Please join Green Apple Books on July 23rd at 7:00 p.m. as we welcome Elizabeth Cantwell as she reads from her debut collection of poems Nights I Let the Tiger Get You.
Elizabeth Cantwell’s poems unfold in the nightmarish space between seeing a monster and discovering you are unable to scream. Nights I Let The Tiger Get You occupies that liminal moment between sleep and waking, when the objects of everyday life have grown distorted and ominous. Cantwell's poems touch on picnics and metamorphosis, addiction and taxidermy. How can words absorb a history that keeps resisting expression? "And in the space inside your head, between / your eyes and your ears, an entire / planet throbs."
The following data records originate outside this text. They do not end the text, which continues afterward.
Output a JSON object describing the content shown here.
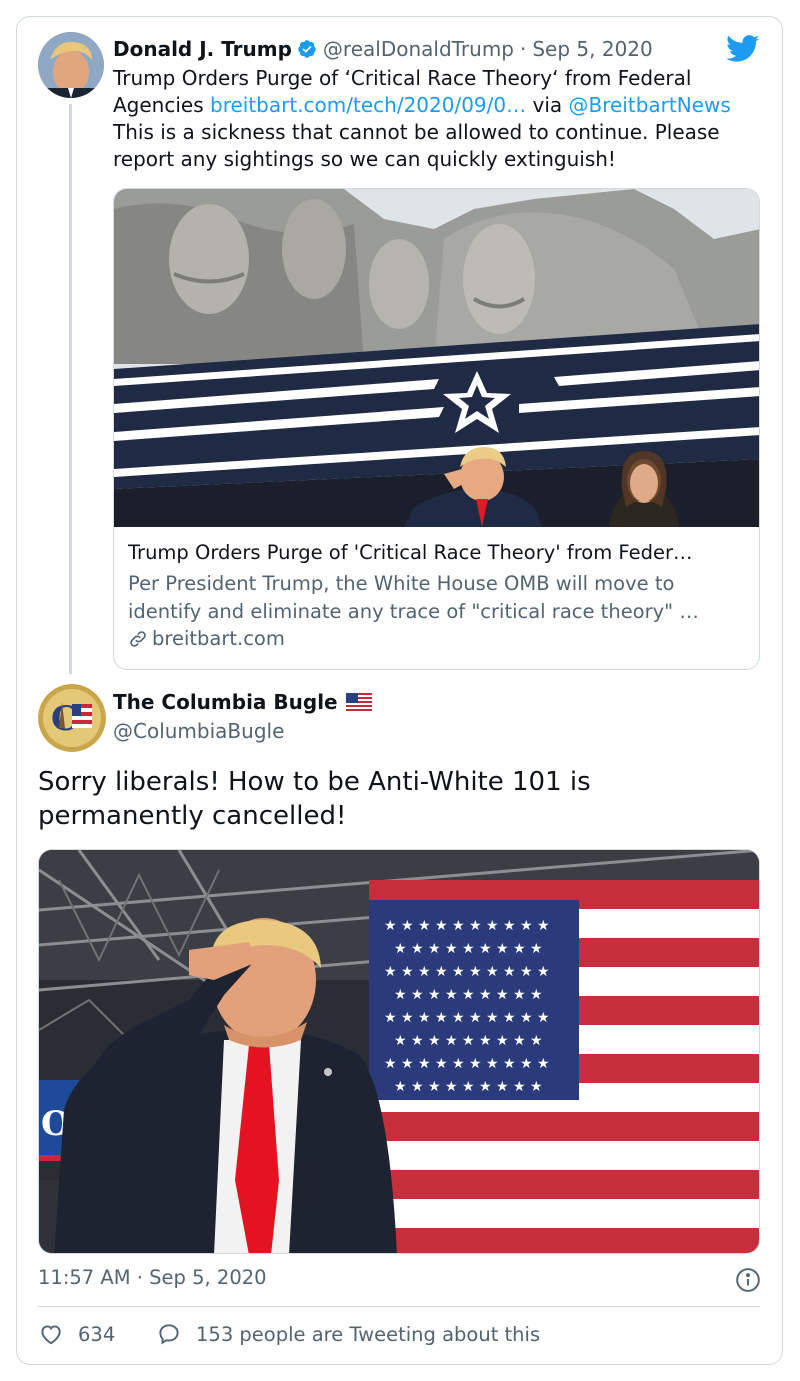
{
  "quoted_tweet": {
    "author_name": "Donald J. Trump",
    "author_handle": "@realDonaldTrump",
    "separator": "·",
    "date": "Sep 5, 2020",
    "text_part1": "Trump Orders Purge of ‘Critical Race Theory‘ from Federal Agencies ",
    "link_url": "breitbart.com/tech/2020/09/0…",
    "via_text": " via ",
    "via_mention": "@BreitbartNews",
    "text_part2": "This is a sickness that cannot be allowed to continue. Please report any sightings so we can quickly extinguish!",
    "link_card": {
      "title": "Trump Orders Purge of 'Critical Race Theory' from Feder…",
      "description": "Per President Trump, the White House OMB will move to identify and eliminate any trace of \"critical race theory\" …",
      "domain": "breitbart.com",
      "domain_icon": "link-icon"
    }
  },
  "main_tweet": {
    "author_name": "The Columbia Bugle",
    "author_flag": "us-flag-emoji",
    "author_handle": "@ColumbiaBugle",
    "text": "Sorry liberals! How to be Anti-White 101 is permanently cancelled!",
    "timestamp": "11:57 AM · Sep 5, 2020",
    "likes": "634",
    "conversation": "153 people are Tweeting about this"
  },
  "colors": {
    "link": "#1d9bf0",
    "secondary_text": "#536471",
    "border": "#cfd9de",
    "verified": "#1d9bf0",
    "twitter_brand": "#1d9bf0"
  },
  "icons": [
    "verified-badge-icon",
    "twitter-bird-icon",
    "link-icon",
    "info-icon",
    "heart-icon",
    "reply-bubble-icon"
  ]
}
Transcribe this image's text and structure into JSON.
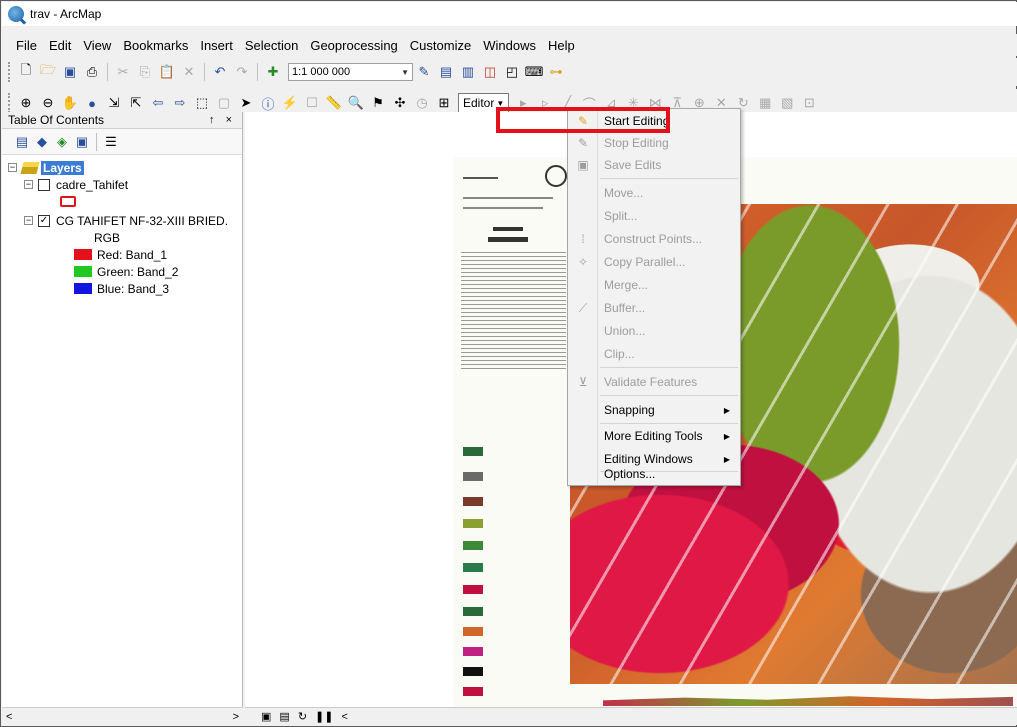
{
  "window": {
    "title": "trav - ArcMap"
  },
  "menubar": {
    "items": [
      "File",
      "Edit",
      "View",
      "Bookmarks",
      "Insert",
      "Selection",
      "Geoprocessing",
      "Customize",
      "Windows",
      "Help"
    ]
  },
  "toolbar": {
    "scale": "1:1 000 000",
    "editor_label": "Editor"
  },
  "toc": {
    "title": "Table Of Contents",
    "header_controls": "↑ ×",
    "root": "Layers",
    "layer1": "cadre_Tahifet",
    "layer2": "CG TAHIFET NF-32-XIII BRIED.",
    "layer2_sub": "RGB",
    "bands": [
      {
        "label": "Red:  Band_1",
        "color": "#e4111b"
      },
      {
        "label": "Green: Band_2",
        "color": "#22c822"
      },
      {
        "label": "Blue:  Band_3",
        "color": "#1414e0"
      }
    ]
  },
  "editor_menu": {
    "items": [
      {
        "label": "Start Editing",
        "enabled": true,
        "icon": "pencil-icon"
      },
      {
        "label": "Stop Editing",
        "enabled": false,
        "icon": "stop-edit-icon"
      },
      {
        "label": "Save Edits",
        "enabled": false,
        "icon": "save-icon"
      },
      {
        "label": "Move...",
        "enabled": false
      },
      {
        "label": "Split...",
        "enabled": false
      },
      {
        "label": "Construct Points...",
        "enabled": false,
        "icon": "construct-points-icon"
      },
      {
        "label": "Copy Parallel...",
        "enabled": false,
        "icon": "copy-parallel-icon"
      },
      {
        "label": "Merge...",
        "enabled": false
      },
      {
        "label": "Buffer...",
        "enabled": false,
        "icon": "buffer-icon"
      },
      {
        "label": "Union...",
        "enabled": false
      },
      {
        "label": "Clip...",
        "enabled": false
      },
      {
        "label": "Validate Features",
        "enabled": false,
        "icon": "validate-icon"
      },
      {
        "label": "Snapping",
        "enabled": true,
        "submenu": true
      },
      {
        "label": "More Editing Tools",
        "enabled": true,
        "submenu": true
      },
      {
        "label": "Editing Windows",
        "enabled": true,
        "submenu": true
      },
      {
        "label": "Options...",
        "enabled": true
      }
    ]
  },
  "colors": {
    "highlight": "#e4111b",
    "selection": "#3a7bd5"
  }
}
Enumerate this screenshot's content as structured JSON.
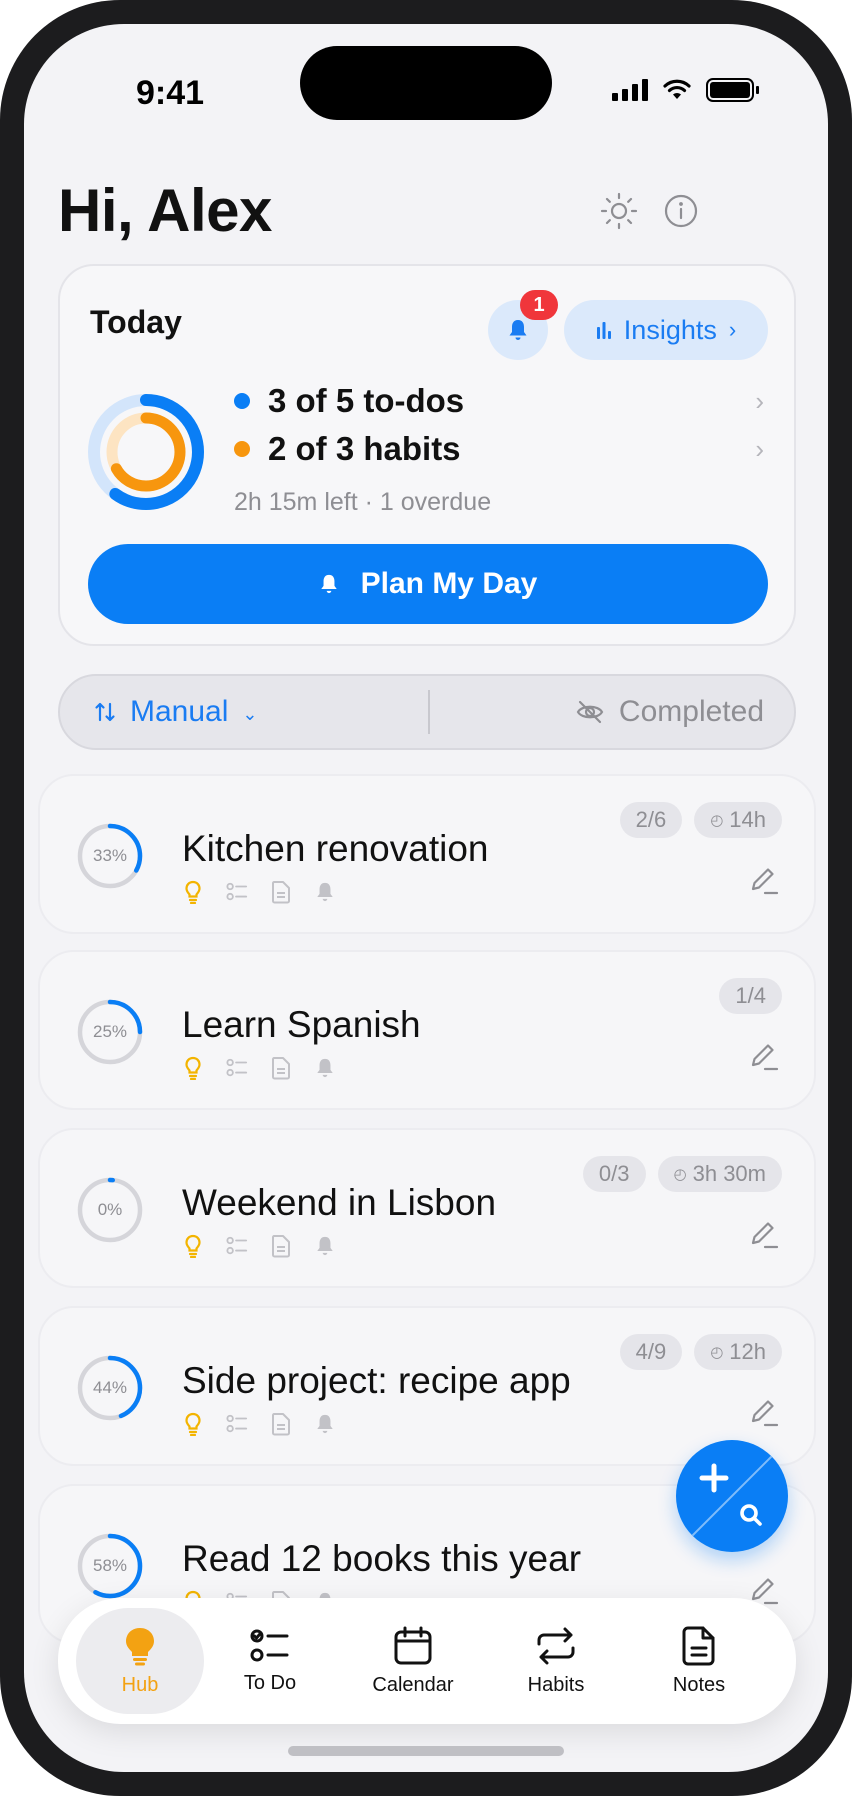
{
  "status_bar": {
    "time": "9:41"
  },
  "header": {
    "greeting": "Hi, Alex"
  },
  "today": {
    "title": "Today",
    "notification_count": "1",
    "insights_label": "Insights",
    "todos_text": "3 of 5 to-dos",
    "habits_text": "2 of 3 habits",
    "summary": "2h 15m left · 1 overdue",
    "todos_progress": 0.6,
    "habits_progress": 0.667,
    "plan_button": "Plan My Day"
  },
  "filter": {
    "sort_label": "Manual",
    "completed_label": "Completed"
  },
  "projects": [
    {
      "title": "Kitchen renovation",
      "percent_label": "33%",
      "progress": 0.33,
      "count": "2/6",
      "time": "14h"
    },
    {
      "title": "Learn Spanish",
      "percent_label": "25%",
      "progress": 0.25,
      "count": "1/4",
      "time": ""
    },
    {
      "title": "Weekend in Lisbon",
      "percent_label": "0%",
      "progress": 0.0,
      "count": "0/3",
      "time": "3h 30m"
    },
    {
      "title": "Side project: recipe app",
      "percent_label": "44%",
      "progress": 0.44,
      "count": "4/9",
      "time": "12h"
    },
    {
      "title": "Read 12 books this year",
      "percent_label": "58%",
      "progress": 0.58,
      "count": "",
      "time": ""
    }
  ],
  "tabs": [
    {
      "label": "Hub",
      "icon": "bulb-icon",
      "active": true
    },
    {
      "label": "To Do",
      "icon": "checklist-icon",
      "active": false
    },
    {
      "label": "Calendar",
      "icon": "calendar-icon",
      "active": false
    },
    {
      "label": "Habits",
      "icon": "repeat-icon",
      "active": false
    },
    {
      "label": "Notes",
      "icon": "note-icon",
      "active": false
    }
  ],
  "colors": {
    "accent": "#0a7ef5",
    "habit": "#f7960e",
    "hub": "#f3a212",
    "badge": "#f0363b"
  }
}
In her brilliant debut collection, Nights I Let the Tiger Get You, Elizabeth Cantwell excavates layers of contemporary anxiety to reveal that Blake’s Tyger has been, all along, that rough beast slouching toward us, and is in fact now living among us—with an unsettling intimacy—in both our unconscious and daily lives. Elizabeth Cantwell’s poems honor the disjunctions of voice and dislocations of consciousness present in our century, and their elegant and luminous shards glint in the darkness like the Tyger’s stripes. These exquisite reflections form a kind of handbook of post-apocalyptic forms, as the most psychologically fraught aspects of our dreams slowly emerge as the actual landscapes of our lives.
—David St. John
The surreal volleys in Elizabeth Cantwell's poems vividly capture the miniature catastrophes and cataclysms hidden within suburban America and its culture. Her poems 'Recess' and 'Interlude,' with their taut imagination, echo that horror in our lives to make something happen. The tiger in these poems is real, synonymous with an unnamed anxiety, and roams at will through our haunted lives: “we’re flying / onto some other field of pistols. We have / more than one shot.” Her vision is unconventional and often brilliant.
Poetry. "In her brilliant debut collection, NIGHTS I LET THE TIGER GET YOU, Elizabeth Cantwell excavates layers of contemporary anxiety to reveal that Blake's Tyger has been, all along, that rough beast slouching toward us, and is in fact now living among us--with an unsettling intimacy--in both our unconscious and daily lives.